As the federal government moves closer to putting lesser prairie chickens on their threatened or endangered species lists, state agencies, colleges, wildlife and agriculture groups are working together to learn more about the grouse of the short grass and sand/sage prairie.
Here are a few bits of information. Sunday’s outdoors page in The Wichita Eagle and Kansas.com/outdoors will have more complete details. A photo gallery about 50 photos will also be posted online.
– Biologists are currently studying the birds in all five states with lesser prairie chicken populations, – Kansas, New Mexico, Texas, Oklahoma and Colorado.
– Three teams of biologists have been studying Kansas lessers in extreme southwest Kansas, the Red Hills region northwest of Medicine Lodge and the Gove/Logan County Smoky Hill country south of Oakley.
– The further south and west you go, the worse the drought and, generally, the worse the conditions for good lesser habitat. The Colorado population, small for a long time, may have really taken some serious damage from five or so years of on-going drought.
– Researchers in the Smoky and Red Hills were impressed with the numbers of adult birds they found when they started studying the birds late last winter and early this spring. Drought the previous two years had impacted the populations some, but probably not as much as with the greater prairie chickens in the Smoky Hills.
– Probably the best lek in that Smoky Hill region consistently held about 21 displaying males. Researchers were downright shocked to find 17 hens on the lek one morning earlier this spring. Normally it’s a good morning if 10 to 20 percent of the birds on a lek are females, since most only come a time or two to get bred.
– Overall grassland habitat is fair to poor across the Smoky Hills because of grazing and the drought. CRP fields, many of which have been hayed or grazed the past two summers, offer little habitat. Some biologists have claimed CRP is why the birds have done so well across western Kansas the past 20 or so years.
– Nest survival hasn’t been as good as hoped in some areas, probably because the lack of good habitat makes the nests and nesting hens more vulnerable to predation.
– Chicks began hatching in the Smoky Hills late last week. At least one brood of chicks has already perished to the 100-plus degree heat of the past few days.

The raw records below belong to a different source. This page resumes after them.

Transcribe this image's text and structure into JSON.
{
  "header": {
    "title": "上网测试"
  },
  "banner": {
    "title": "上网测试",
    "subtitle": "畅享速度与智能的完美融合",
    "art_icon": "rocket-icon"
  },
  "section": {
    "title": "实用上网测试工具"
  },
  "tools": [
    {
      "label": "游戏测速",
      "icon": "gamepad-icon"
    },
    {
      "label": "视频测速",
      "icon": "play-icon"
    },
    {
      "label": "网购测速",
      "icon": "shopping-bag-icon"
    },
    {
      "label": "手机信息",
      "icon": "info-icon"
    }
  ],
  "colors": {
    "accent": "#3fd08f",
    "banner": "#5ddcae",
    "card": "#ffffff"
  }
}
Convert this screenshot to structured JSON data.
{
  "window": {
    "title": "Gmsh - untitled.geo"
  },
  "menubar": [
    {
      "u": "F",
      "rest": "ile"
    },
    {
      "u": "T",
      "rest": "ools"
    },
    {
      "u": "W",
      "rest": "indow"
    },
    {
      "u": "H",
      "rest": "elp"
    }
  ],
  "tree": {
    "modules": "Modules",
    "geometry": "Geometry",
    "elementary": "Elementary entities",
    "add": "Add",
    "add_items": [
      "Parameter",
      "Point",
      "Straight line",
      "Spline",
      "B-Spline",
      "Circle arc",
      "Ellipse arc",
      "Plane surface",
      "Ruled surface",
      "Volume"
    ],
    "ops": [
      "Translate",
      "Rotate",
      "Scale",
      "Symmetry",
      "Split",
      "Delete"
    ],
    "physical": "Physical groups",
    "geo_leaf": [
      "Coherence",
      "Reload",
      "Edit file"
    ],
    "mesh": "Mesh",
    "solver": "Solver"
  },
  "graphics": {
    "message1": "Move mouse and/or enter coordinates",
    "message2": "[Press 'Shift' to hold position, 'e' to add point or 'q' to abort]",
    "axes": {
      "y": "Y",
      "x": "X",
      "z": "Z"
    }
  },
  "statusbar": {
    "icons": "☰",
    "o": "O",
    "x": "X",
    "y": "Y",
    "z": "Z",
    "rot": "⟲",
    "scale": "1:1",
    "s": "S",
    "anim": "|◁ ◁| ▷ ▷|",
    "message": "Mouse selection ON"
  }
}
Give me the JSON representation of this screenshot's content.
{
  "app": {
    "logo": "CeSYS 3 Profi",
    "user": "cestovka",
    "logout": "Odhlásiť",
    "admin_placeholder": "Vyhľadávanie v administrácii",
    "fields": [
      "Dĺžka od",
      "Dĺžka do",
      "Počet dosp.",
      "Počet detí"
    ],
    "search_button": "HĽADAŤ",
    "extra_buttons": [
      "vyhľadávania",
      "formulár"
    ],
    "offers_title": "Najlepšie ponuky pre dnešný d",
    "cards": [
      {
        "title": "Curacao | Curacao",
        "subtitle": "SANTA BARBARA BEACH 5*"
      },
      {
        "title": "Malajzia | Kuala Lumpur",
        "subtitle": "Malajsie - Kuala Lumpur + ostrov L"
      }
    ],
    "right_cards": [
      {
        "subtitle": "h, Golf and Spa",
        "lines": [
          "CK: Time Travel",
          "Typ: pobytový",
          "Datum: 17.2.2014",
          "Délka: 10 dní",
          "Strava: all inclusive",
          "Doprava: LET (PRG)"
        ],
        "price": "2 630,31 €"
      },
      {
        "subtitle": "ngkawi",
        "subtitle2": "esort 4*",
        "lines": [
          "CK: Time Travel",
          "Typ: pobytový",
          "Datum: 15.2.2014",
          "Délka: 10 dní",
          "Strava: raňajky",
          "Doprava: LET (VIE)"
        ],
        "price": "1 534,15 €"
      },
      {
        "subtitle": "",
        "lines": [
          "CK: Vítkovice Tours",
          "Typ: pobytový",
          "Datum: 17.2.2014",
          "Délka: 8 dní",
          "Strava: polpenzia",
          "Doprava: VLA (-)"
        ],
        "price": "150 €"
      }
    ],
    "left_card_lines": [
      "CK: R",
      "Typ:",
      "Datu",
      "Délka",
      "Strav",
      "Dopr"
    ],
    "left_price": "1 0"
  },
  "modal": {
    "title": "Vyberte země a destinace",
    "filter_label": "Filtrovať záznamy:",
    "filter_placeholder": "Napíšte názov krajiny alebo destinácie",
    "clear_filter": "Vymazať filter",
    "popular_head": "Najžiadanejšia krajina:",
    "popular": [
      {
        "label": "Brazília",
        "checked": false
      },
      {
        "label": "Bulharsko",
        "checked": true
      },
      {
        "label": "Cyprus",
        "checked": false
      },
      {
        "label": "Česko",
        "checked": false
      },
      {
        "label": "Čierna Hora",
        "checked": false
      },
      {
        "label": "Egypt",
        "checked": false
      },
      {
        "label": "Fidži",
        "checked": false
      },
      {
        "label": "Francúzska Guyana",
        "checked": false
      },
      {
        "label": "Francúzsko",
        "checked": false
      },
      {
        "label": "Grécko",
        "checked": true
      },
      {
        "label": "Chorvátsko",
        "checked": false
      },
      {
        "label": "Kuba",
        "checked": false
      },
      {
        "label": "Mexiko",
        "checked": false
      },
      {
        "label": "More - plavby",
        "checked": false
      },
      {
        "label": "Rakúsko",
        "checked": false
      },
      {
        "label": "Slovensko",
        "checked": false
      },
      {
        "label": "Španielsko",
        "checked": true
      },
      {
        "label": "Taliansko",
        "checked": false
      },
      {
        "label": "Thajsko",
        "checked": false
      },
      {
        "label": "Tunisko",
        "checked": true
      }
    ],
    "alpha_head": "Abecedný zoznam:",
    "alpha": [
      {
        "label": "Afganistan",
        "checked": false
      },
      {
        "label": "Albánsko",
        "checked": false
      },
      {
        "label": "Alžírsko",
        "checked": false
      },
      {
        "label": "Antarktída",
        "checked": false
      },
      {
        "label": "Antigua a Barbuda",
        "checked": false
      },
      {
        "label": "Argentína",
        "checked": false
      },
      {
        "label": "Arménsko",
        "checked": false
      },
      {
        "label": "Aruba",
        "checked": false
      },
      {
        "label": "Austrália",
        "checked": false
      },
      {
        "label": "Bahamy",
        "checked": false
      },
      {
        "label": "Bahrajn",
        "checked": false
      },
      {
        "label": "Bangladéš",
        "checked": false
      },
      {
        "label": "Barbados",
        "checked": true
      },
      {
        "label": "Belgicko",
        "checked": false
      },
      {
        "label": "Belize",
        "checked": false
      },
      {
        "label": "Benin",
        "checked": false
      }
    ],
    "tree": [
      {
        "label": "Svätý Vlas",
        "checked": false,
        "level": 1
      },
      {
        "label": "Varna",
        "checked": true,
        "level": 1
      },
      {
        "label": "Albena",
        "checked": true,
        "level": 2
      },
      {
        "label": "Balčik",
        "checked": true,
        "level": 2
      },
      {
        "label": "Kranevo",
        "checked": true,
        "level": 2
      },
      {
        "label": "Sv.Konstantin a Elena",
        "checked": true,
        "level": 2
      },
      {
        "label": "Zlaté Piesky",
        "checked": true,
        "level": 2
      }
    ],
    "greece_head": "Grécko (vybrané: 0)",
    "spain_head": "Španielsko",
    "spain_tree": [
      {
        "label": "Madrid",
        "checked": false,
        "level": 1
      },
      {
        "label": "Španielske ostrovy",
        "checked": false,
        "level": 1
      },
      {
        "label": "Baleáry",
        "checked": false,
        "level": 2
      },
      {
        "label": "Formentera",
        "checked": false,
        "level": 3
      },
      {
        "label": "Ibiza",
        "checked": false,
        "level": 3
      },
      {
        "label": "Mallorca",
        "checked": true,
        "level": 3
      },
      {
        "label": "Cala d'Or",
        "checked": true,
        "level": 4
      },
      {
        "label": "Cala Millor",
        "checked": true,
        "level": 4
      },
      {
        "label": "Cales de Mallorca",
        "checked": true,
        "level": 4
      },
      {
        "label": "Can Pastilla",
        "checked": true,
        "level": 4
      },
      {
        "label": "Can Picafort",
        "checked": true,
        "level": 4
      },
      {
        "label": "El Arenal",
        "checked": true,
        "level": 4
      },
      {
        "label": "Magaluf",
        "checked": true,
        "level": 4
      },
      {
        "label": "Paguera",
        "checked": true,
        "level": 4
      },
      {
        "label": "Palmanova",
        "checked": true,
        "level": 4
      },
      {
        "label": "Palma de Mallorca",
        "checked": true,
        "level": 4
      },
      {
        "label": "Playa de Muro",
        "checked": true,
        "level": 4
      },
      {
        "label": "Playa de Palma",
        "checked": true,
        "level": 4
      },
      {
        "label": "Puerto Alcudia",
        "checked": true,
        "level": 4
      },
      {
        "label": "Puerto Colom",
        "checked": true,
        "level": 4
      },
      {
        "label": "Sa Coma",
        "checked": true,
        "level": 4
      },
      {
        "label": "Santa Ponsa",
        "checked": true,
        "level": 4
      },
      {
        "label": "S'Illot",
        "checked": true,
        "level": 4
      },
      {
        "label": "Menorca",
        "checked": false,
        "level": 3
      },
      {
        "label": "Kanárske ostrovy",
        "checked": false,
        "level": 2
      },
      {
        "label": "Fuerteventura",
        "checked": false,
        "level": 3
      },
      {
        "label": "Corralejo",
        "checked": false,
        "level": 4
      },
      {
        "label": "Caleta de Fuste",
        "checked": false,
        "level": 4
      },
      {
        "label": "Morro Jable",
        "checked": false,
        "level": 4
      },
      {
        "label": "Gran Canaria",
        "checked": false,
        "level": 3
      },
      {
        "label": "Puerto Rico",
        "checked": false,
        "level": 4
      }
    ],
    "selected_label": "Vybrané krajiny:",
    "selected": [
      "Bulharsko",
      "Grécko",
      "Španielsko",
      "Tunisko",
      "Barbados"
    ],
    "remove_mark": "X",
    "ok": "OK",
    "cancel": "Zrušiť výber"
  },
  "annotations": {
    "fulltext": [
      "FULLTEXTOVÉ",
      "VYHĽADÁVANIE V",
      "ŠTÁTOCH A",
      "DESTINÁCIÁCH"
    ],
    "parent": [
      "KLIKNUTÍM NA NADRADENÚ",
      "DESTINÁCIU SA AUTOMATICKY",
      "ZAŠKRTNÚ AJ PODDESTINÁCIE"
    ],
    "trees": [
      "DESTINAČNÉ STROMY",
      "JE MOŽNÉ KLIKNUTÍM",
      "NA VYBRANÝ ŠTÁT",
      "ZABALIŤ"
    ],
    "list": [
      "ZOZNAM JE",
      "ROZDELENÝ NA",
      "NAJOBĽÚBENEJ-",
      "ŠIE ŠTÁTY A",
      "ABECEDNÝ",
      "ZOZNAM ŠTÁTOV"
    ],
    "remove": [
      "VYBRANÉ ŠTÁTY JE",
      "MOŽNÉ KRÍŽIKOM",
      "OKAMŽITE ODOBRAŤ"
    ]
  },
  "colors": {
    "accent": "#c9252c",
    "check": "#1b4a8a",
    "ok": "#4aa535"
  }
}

– Males are still attending leks in some fairly impressive numbers. Monday morning researchers in Gove County counted 14 males and 3 females on a lek on the Fleming Ranch. At least one of the females was known to be a bird that had lost her eggs earlier. She may try to renest if she’s been bred again.